Spring is on its way and that means winter hibernations are ending. One hibernating Virginia mammal we see on camera traps is the American Black Bear (Ursus americanus). They entered their dens around November and now that it’s spring, they are emerging. Black bears have a wide range across North America which is shown in the map below. In the more Northern latitudes they can hibernate for up to 7 months. Here in Virginia though, it’s usually shorter and they may even emerge from their dens to forage during the winter if the weather is warm enough. If there is abundant food available during the winter in more Southern areas, black bears may not even hibernate at all.

American black bear range

Range map of American Black Bears from Encyclopedia of Life

In preparation for their winter hibernation, black bears will put on a large amount of fat. Black bears are opportunistic omnivores so while they do eat meat, a majority of their diet is what’s available such as fruits, nuts, and insects.

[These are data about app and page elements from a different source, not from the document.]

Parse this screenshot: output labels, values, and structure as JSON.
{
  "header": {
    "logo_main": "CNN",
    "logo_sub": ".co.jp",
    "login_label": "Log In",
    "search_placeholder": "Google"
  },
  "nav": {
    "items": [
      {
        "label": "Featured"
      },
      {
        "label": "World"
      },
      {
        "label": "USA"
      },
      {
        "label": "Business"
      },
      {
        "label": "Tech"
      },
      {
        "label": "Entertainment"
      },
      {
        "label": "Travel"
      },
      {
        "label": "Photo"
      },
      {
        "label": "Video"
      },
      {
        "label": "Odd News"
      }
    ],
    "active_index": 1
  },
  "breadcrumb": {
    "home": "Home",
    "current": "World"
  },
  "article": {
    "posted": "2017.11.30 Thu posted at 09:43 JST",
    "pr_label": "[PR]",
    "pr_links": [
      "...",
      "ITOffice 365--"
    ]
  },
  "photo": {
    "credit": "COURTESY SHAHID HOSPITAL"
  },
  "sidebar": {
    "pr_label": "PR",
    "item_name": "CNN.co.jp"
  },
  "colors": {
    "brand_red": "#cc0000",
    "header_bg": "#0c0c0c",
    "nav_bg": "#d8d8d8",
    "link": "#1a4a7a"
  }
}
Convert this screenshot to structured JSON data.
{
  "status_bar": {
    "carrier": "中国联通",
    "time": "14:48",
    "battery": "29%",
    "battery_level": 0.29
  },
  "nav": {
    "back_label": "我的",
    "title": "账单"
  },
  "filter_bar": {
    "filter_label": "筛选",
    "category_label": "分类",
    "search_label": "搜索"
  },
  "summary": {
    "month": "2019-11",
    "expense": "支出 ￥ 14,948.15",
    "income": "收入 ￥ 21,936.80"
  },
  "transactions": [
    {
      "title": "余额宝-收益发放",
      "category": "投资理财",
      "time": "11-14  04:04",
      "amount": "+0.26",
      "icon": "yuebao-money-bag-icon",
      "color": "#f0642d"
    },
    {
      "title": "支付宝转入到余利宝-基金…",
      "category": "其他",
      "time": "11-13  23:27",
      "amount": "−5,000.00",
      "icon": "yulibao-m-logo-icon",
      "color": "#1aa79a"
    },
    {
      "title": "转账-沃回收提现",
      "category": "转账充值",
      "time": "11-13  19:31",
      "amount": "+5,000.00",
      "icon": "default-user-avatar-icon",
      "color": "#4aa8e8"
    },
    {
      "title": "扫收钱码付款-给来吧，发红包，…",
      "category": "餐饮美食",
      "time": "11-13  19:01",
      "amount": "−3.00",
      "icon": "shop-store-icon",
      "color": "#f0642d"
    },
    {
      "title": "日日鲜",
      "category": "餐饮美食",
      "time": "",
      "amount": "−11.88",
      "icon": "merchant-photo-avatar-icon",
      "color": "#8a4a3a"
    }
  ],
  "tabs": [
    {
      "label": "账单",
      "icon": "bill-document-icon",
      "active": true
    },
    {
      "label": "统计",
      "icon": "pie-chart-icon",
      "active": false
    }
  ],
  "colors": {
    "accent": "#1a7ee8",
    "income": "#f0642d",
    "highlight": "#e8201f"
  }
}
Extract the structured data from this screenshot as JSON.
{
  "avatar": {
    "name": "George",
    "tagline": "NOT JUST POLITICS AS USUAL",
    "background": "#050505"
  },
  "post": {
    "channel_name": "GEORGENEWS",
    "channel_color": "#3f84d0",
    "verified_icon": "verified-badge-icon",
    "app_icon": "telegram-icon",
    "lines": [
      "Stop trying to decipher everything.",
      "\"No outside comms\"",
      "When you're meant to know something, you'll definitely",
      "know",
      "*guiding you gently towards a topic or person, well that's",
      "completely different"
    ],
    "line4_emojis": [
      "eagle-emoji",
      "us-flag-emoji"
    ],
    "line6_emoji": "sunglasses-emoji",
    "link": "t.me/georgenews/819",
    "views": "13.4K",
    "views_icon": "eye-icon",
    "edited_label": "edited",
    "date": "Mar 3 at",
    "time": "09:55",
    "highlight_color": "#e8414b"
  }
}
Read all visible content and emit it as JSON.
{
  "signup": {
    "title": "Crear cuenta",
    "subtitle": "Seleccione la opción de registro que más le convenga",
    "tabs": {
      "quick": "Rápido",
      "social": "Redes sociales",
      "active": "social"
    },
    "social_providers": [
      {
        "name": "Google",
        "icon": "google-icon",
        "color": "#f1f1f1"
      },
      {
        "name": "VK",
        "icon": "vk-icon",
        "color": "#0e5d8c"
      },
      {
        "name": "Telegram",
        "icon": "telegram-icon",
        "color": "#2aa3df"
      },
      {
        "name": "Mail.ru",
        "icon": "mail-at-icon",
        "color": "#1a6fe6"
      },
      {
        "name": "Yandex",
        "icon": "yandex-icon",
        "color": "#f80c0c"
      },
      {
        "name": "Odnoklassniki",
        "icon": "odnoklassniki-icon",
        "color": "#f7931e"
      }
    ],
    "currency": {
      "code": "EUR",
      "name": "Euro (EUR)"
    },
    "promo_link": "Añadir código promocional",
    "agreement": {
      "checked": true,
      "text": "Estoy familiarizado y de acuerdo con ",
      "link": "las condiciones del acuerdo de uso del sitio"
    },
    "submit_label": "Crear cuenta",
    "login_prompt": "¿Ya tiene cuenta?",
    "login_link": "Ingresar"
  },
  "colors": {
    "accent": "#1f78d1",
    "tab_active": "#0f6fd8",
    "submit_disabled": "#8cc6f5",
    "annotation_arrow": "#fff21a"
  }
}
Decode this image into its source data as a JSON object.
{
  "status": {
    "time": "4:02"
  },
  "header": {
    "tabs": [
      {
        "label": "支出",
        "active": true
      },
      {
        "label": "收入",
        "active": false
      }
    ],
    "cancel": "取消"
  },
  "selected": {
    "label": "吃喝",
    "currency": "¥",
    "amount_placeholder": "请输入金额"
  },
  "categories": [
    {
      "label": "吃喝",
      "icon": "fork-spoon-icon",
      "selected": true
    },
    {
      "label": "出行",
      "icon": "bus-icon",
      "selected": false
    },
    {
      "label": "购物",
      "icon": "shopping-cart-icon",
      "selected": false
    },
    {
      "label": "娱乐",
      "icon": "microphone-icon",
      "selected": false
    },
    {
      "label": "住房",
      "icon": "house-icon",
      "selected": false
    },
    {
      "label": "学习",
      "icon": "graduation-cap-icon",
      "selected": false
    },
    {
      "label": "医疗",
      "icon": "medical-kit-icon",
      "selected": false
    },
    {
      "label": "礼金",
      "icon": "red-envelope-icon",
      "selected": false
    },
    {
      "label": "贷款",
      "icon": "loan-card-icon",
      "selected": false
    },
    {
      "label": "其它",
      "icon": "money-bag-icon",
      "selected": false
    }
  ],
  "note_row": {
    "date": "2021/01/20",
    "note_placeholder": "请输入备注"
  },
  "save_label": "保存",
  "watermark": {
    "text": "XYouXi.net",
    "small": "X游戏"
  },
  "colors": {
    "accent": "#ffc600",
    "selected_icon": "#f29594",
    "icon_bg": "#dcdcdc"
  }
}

Since they are so opportunistic, they will eat any food humans leave out such as garbage.

Black bear carrying a bag of garbage

 In this region, a key way they increase their fat reserve is from eating the fall mast. Mast is the dry fruit from woody plants such as nuts from oak, hickory and beech trees. The mast production is a critical food source for many forest species in the fall and winter. Black bears will enter their den once they’ve built up a sufficient reserve. Some of the most common dens are hollow trees, rock crevices, under root masses, or even brush piles.

Many hibernating mammals will experience a drastic decrease in their body temperature while hibernating. However, a black bear’s body temperature doesn’t drop a significant amount. This allows them to stay somewhat alert and respond to danger much quicker. Their heart rate though, will drop from around 30-50 beats per minute to 8 beats per minute. Female black bears give birth around January and February while they are hibernating. Usually females give birth to a litter of 2 or 3 cubs but their litter can be as big as 6 cubs!

Three black bear cubs

The cubs will nurse for the rest of the hibernation while the mother continues to fast. Then these cubs will stay with her for nearly two years. Only after a second winter hibernation with her will they emerge in the spring and leave her to establish their own territory. Now that it’s the beginning of April, you’re likely to start seeing black bears in your camera trap images. You may even see a mother and her cubs.

Camera trap image of mother black bear with two cubs

Since you may see bears when hiking or deploying camera traps, here are some tips to keep you and the bears safe!

  • Maintain a safe distance from the bear. This is especially important if you see a mother bear with cubs.
  • Make noise so that the bear is aware of you.
  • Never try to feed a bear. This will teach them to associate humans with food.
  • Do NOT run from a bear. You may slowly back away but running will signal the bear to pursue you.

For more bear safety, please visit the following National Park Service webpage:


IUCN (International Union for Conservation of Nature) 2016. Ursus americanus. The IUCN Red List of Threatened Species. Version 2017-3.

Kronk, C. 2007. "Ursus americanus", Animal Diversity Web. Accessed 29 March, 2018 available from Encyclopedia of Life.

"Ursus americanus: American Black Bear", Smithsonian’s North American Mammals. Accessed 29 March, 2018 available from Encyclopedia of Life.